Education reform is a pressing American concern. Too many parents are denied meaningful choices about where and how their children will be educated. Too many schools are failing to prepare our children for success in the 21st century. And far too many teachers, principals, and state leaders feel constrained in their ability to improve the status quo because of layers of bureaucracy and onerous federal mandates.
Across the country, many have begun to wonder why we have a federal Department of Education at all. What makes us think bureaucrats in Washington, D.C. can manage our classrooms and prepare our children for success any more effectively than qualified teachers and engaged local school boards? This frustration is the natural consequence of a system that has grown in size, influence, and cost but yielded few meaningful rewards in the eyes of parents and educators.
As we evaluate the challenges and opportunities for improving our schools, consider the parallels for our workforce. Just as schools must excel to ensure economic success in the future, workplaces must thrive if we are to recapture economic success today.
Yet too often, entrepreneurs and business operators are stymied in their efforts to create jobs because of uncertainty about the regulations, tax hikes, and red tape handed down from Washington.

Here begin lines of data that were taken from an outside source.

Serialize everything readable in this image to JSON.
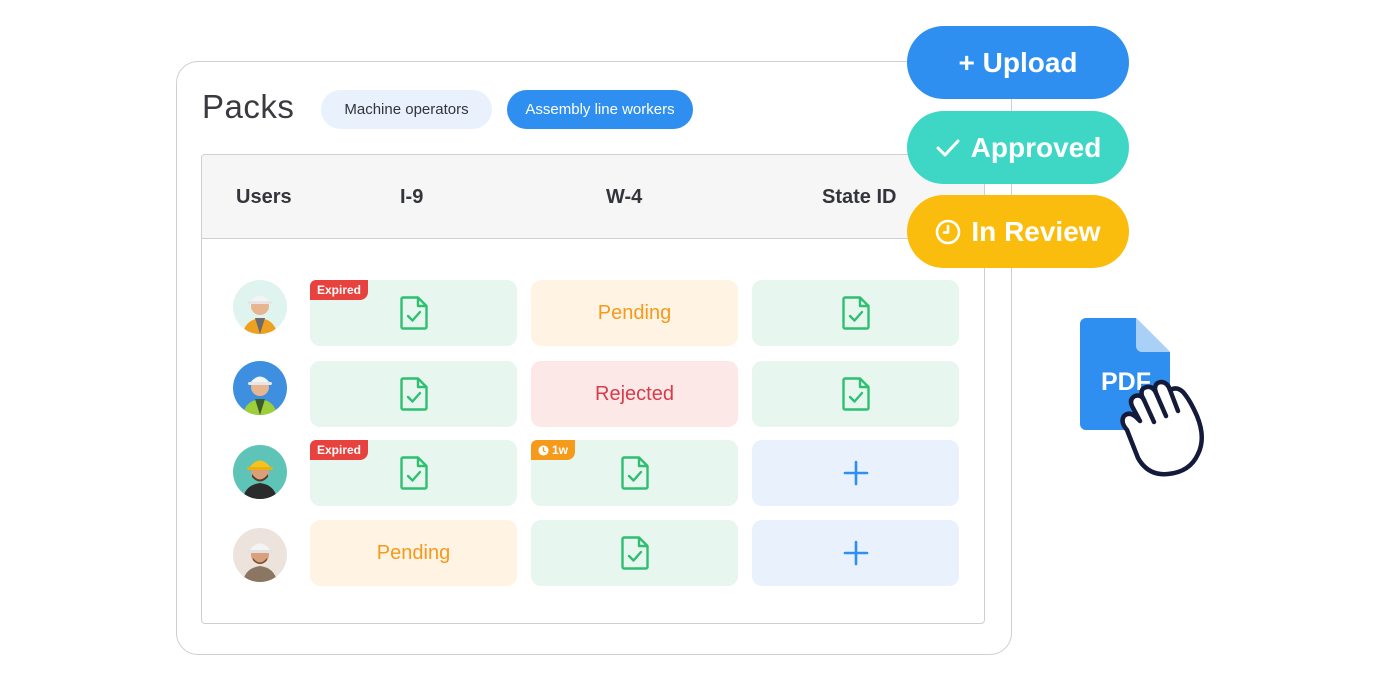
{
  "packs": {
    "title": "Packs",
    "chips": [
      {
        "label": "Machine operators",
        "selected": false
      },
      {
        "label": "Assembly line workers",
        "selected": true
      }
    ]
  },
  "table": {
    "headers": [
      "Users",
      "I-9",
      "W-4",
      "State ID"
    ],
    "rows": [
      {
        "user": "worker-1",
        "i9": {
          "status": "document-approved",
          "tag": "Expired"
        },
        "w4": {
          "status": "text",
          "text": "Pending"
        },
        "state_id": {
          "status": "document-approved"
        }
      },
      {
        "user": "worker-2",
        "i9": {
          "status": "document-approved"
        },
        "w4": {
          "status": "text",
          "text": "Rejected"
        },
        "state_id": {
          "status": "document-approved"
        }
      },
      {
        "user": "worker-3",
        "i9": {
          "status": "document-approved",
          "tag": "Expired"
        },
        "w4": {
          "status": "document-approved",
          "tag": "1w"
        },
        "state_id": {
          "status": "add"
        }
      },
      {
        "user": "worker-4",
        "i9": {
          "status": "text",
          "text": "Pending"
        },
        "w4": {
          "status": "document-approved"
        },
        "state_id": {
          "status": "add"
        }
      }
    ]
  },
  "actions": {
    "upload": "+ Upload",
    "approved": "Approved",
    "in_review": "In Review"
  },
  "file": {
    "label": "PDF"
  },
  "colors": {
    "primary": "#2e8ff0",
    "approved": "#3ed7c6",
    "in_review": "#fbbd0d",
    "expired": "#e8423f",
    "pending": "#f59a1b",
    "rejected": "#d83b49",
    "doc_green": "#2fbf71"
  }
}
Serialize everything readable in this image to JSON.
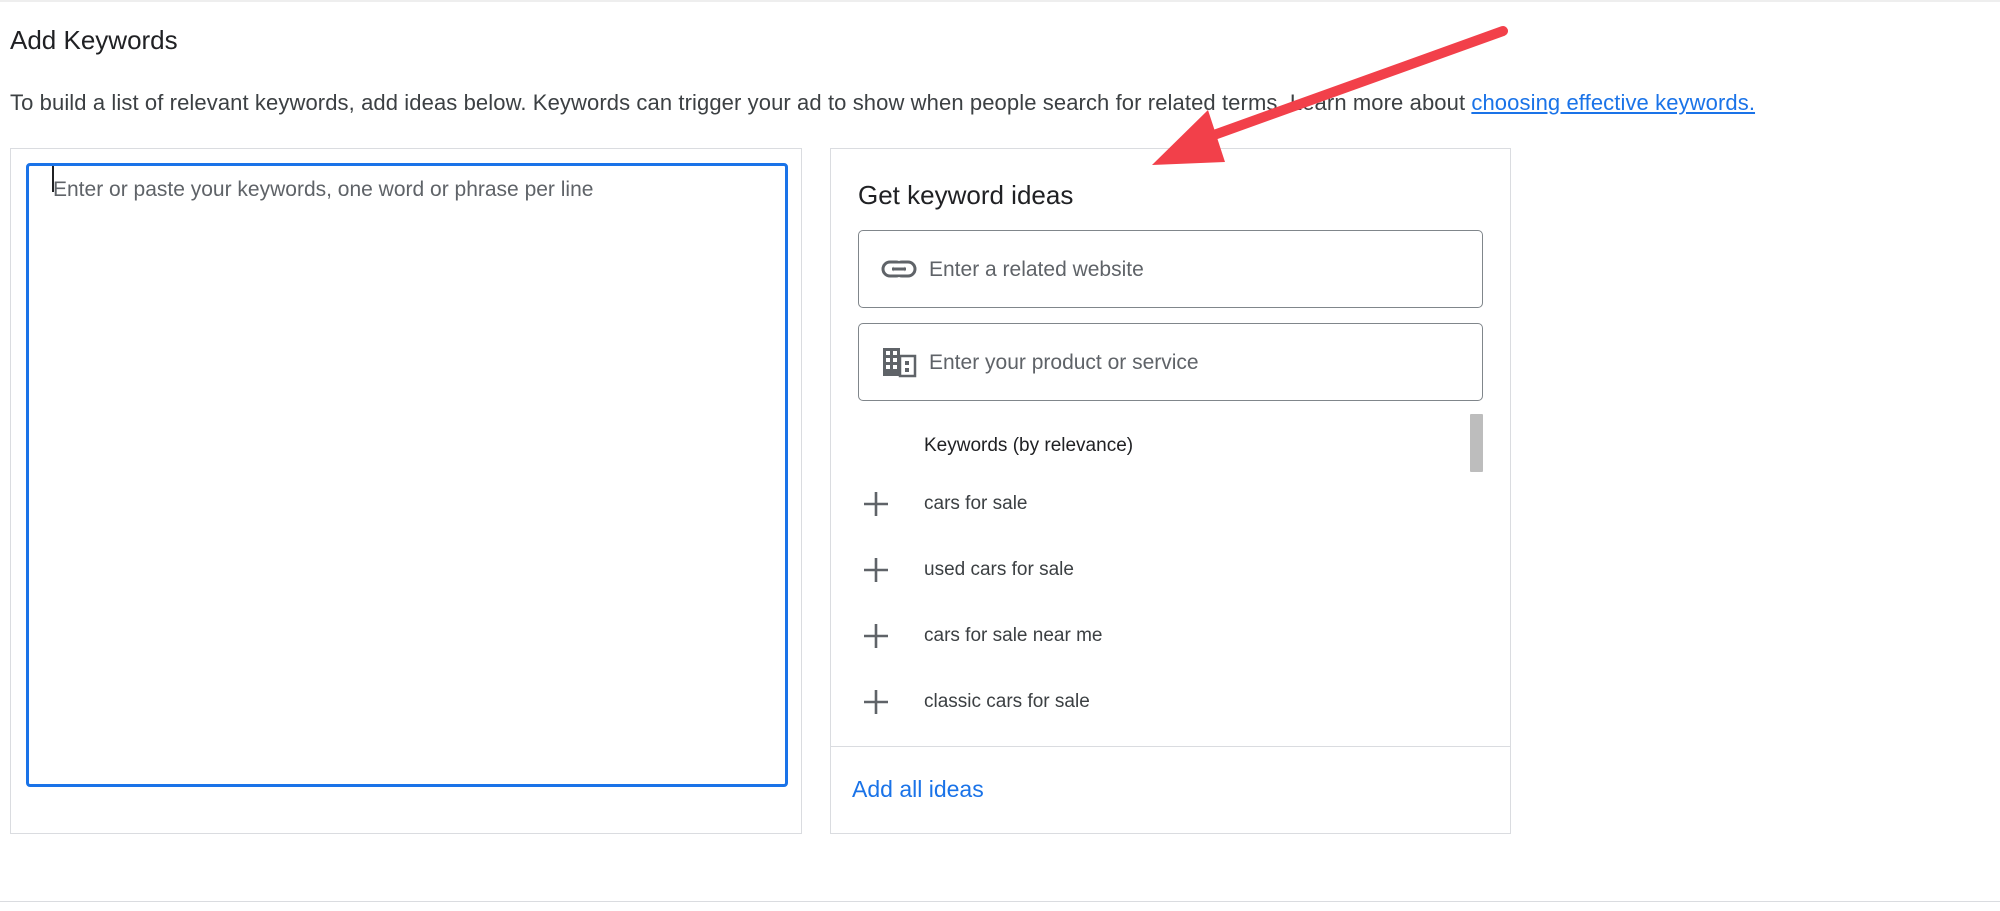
{
  "header": {
    "title": "Add Keywords",
    "intro_text": "To build a list of relevant keywords, add ideas below. Keywords can trigger your ad to show when people search for related terms. Learn more about ",
    "intro_link": "choosing effective keywords."
  },
  "keywords_input": {
    "placeholder": "Enter or paste your keywords, one word or phrase per line",
    "value": ""
  },
  "ideas": {
    "title": "Get keyword ideas",
    "website_placeholder": "Enter a related website",
    "product_placeholder": "Enter your product or service",
    "list_header": "Keywords (by relevance)",
    "items": [
      {
        "label": "cars for sale"
      },
      {
        "label": "used cars for sale"
      },
      {
        "label": "cars for sale near me"
      },
      {
        "label": "classic cars for sale"
      }
    ],
    "add_all_label": "Add all ideas"
  },
  "icons": {
    "website": "link-icon",
    "product": "building-icon",
    "add": "plus-icon"
  },
  "colors": {
    "accent": "#1a73e8",
    "annotation_arrow": "#f2404a"
  }
}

The federal government cannot legislate and regulate its way to job creation or economic recovery, but Congress can help foster a climate of workplace certainty. By removing the threat of anti-job policies, we can help get job creators off the sidelines and putting Americans to work.
Although most of the hard work will be done far outside of Washington, one early step we in Congress can take to improve our schools and workplaces is to thoroughly examine the costs, benefits, and consequences of current federal programs and interventions.
With myriad federal education programs already on the books, it is only reasonable to ask what specific and necessary function every individual program or initiative is serving. Is each and every program delivering results? How much time must school administrators spend filling out grant applications and writing reports for the federal government? Would education improve if the policies coming out of Washington were simpler and more narrowly focused?
Likewise, we can thoroughly analyze the mandates and limitations the federal government has imposed on our workplaces. We can examine the complex system of worker and retiree benefits and protections that are federally governed and ask whether current rules are helping or hindering individuals and our economy.
Employer-provided health care and retirement benefits are inexorably linked to the overall success of our workforce, which is why these issues will be central to any discussion about job creation and economic recovery.
Are the rules providing necessary protections to workers or merely creating animosity between government and free enterprise? Are the regulations that govern our workforce sensible or arbitrary? How can we more fully understand and protect the interests of workers and employers alike?
As Republicans prepare to lead, we do so with humble recognition of the trust and responsibility the American people have bestowed on us. We are eager to govern in a way that always considers the interests of our children and families, our workers and retirees, and the taxpayers to whom we are accountable.
That these interests are ultimately met through restrained federal involvement in order to foster the creativity and ingenuity of the American people helps explain why policies affecting our schools and workplaces are not so dissimilar after all.
Rep. John Kline is a Minnesota Republican and ranking minority member of the House Committee on Education and Labor.